Taxpayers in the district (which includes Tamalpais, Redwood, and Drake) should consider weighing in. This topic will be discussed by the board at its Wednesday November 6 meeting: item 12E is estimated to start at 7:40PM. A final decision will not occur on 11/6. So NOW is a good time to be heard.
Attend the board meeting or send an email to the board members.
- Leslie Harlander: email@example.com
- Dan Oppenheim: firstname.lastname@example.org
- Cynthia Roenisch: email@example.com
- Kevin Saavedra: firstname.lastname@example.org
- Karen Loebbaka: email@example.com
Below is a letter on this and related topics that Mimi Willard previously sent to the board. (Note the letter below is posted to the latest TUHSD board agenda as a board communication, item 10, which is a pleasant development given the complaint therein regarding letters from the public no longer being included in the meeting packet.)
TO: Tamalpais Union High School District Directors
FROM: Mimi Willard
DATE: October 15, 2019
SUBJECT: PARCEL TAX RENEWAL; COMMUNITY ENGAGEMENT
As a taxpayer-resident of the Tamalpais Union High School district, I am concerned about recent developments that merit more careful consideration by the board.
Flat parcel tax renewal: The district appears to be hurtling forward toward a flat parcel tax increase of $190 on the March 2020 ballot. This is reckless.The polling [August 27 agenda item 11D] on the $190 increase showed it had a 50/50 chance of failing. The district faces a fiscal cliff in 2022. It is mind-boggling that the board has not in any public meeting that I’ve seen asked its consultants (paid for at taxpayer expense) whether pursuing the $190 increase is prudent. The option of a $90 increase polled better, and of no increase better still.
The polling, which was completed several months ago, did not reflect subsequent developments that make passing your parcel tax even more difficult. These include: Marin Municipal Water District’s large new capital maintenance fee; Marin Wildfire preparedness tax on the March 2020 ballot (>$200 for average single family home based on $0.10 per square foot); SMART tax renewal also on the March 2020 ballot; and most important, a general sense of tax exhaustion. The Coalition of Sensible Taxpayers will not support a further $190 increase in TUHSD’s parcel tax.The assertion that TUHSD needs $190 doesn’t mean it will pass.

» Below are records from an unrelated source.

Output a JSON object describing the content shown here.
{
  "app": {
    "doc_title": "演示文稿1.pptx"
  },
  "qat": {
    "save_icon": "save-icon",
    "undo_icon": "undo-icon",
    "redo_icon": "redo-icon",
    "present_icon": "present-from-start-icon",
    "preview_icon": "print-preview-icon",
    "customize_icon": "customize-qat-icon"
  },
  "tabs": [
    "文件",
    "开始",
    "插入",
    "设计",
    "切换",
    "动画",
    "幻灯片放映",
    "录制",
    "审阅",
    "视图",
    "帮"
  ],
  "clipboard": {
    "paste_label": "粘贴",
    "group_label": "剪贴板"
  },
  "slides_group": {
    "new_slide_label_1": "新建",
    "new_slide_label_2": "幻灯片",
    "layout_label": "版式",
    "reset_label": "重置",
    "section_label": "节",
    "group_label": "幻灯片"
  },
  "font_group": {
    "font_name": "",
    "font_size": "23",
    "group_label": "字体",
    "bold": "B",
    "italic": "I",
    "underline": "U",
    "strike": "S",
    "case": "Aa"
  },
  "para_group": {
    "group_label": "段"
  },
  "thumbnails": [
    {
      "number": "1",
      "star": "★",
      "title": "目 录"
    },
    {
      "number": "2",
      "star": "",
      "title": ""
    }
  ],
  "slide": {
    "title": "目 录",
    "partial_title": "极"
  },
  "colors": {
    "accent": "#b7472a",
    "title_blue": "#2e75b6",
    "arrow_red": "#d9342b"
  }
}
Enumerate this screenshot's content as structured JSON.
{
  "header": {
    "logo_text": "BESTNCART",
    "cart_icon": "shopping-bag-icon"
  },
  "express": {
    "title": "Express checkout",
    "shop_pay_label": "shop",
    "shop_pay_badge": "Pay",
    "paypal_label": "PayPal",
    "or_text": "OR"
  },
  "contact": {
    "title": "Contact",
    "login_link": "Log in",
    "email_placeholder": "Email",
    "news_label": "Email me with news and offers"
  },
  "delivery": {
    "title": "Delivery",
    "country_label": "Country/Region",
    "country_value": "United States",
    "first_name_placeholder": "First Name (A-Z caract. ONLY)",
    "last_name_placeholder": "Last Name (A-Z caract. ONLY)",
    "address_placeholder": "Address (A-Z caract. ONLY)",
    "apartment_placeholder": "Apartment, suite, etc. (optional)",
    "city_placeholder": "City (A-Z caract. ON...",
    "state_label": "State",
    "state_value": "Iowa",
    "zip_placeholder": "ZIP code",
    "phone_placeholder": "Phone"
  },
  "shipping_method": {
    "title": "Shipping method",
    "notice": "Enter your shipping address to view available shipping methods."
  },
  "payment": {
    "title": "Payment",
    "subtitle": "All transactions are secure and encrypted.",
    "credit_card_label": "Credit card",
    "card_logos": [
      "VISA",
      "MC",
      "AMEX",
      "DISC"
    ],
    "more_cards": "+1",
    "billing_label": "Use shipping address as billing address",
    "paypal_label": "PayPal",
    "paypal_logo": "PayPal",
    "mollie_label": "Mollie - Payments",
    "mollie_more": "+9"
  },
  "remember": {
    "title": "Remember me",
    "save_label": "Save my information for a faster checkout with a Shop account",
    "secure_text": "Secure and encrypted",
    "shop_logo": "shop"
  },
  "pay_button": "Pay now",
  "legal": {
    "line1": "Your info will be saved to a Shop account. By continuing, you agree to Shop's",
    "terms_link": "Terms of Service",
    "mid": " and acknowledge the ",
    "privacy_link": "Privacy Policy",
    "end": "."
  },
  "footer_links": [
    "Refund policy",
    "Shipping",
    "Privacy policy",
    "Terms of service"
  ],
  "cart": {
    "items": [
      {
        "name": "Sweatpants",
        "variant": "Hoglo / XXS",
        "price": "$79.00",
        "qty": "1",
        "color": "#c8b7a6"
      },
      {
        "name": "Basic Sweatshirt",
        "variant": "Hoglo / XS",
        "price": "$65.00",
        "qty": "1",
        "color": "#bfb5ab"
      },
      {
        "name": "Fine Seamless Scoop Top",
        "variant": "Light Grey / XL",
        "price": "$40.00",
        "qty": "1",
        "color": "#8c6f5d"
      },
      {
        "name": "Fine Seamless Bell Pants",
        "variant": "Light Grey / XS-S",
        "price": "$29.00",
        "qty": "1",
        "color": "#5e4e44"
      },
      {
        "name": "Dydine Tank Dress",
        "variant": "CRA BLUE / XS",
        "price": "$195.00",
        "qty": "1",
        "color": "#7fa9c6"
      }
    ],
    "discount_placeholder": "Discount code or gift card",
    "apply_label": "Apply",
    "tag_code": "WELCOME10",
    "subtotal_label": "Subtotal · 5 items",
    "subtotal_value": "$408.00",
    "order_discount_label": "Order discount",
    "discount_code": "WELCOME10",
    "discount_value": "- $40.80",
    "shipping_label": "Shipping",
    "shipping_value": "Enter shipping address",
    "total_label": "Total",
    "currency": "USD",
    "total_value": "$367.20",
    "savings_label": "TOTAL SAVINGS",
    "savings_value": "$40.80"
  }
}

Per square foot parcel tax: The district should be taking a more serious look at a per square foot parcel tax. Flat parcel taxes that levy the same amount for a mansion, apartment complex or small condo are unfair. Recent developments have changed / clarified the legal situation regarding schools’ ability to levy a tax based on square footage of improvements. Such an approach will have broader voter support.
Community engagement:In the past, TUHSD was a model of public engagement.In the last year, things have taken a turn for the worse. Open comment has been moved to the end of the meeting, which is highly unusual. No one comes to offer public comment on topics not on your agenda given the lateness of the hour and the great uncertainty as to at what time all other board business will be complete. Meanwhile, letters submitted to your board are no longer included in the meeting packet. Topics of interest to the public are buried on the agenda behind lengthy discussions of topics of little public interest.
The net effect is that public input is effectively stifled, as is the dissemination of that input to other members of the public.These changes send an unfortunate message to the taxpayer-voters on whom you are depending to increase your parcel tax for the second time in 16 months, taking it from $300 to $640.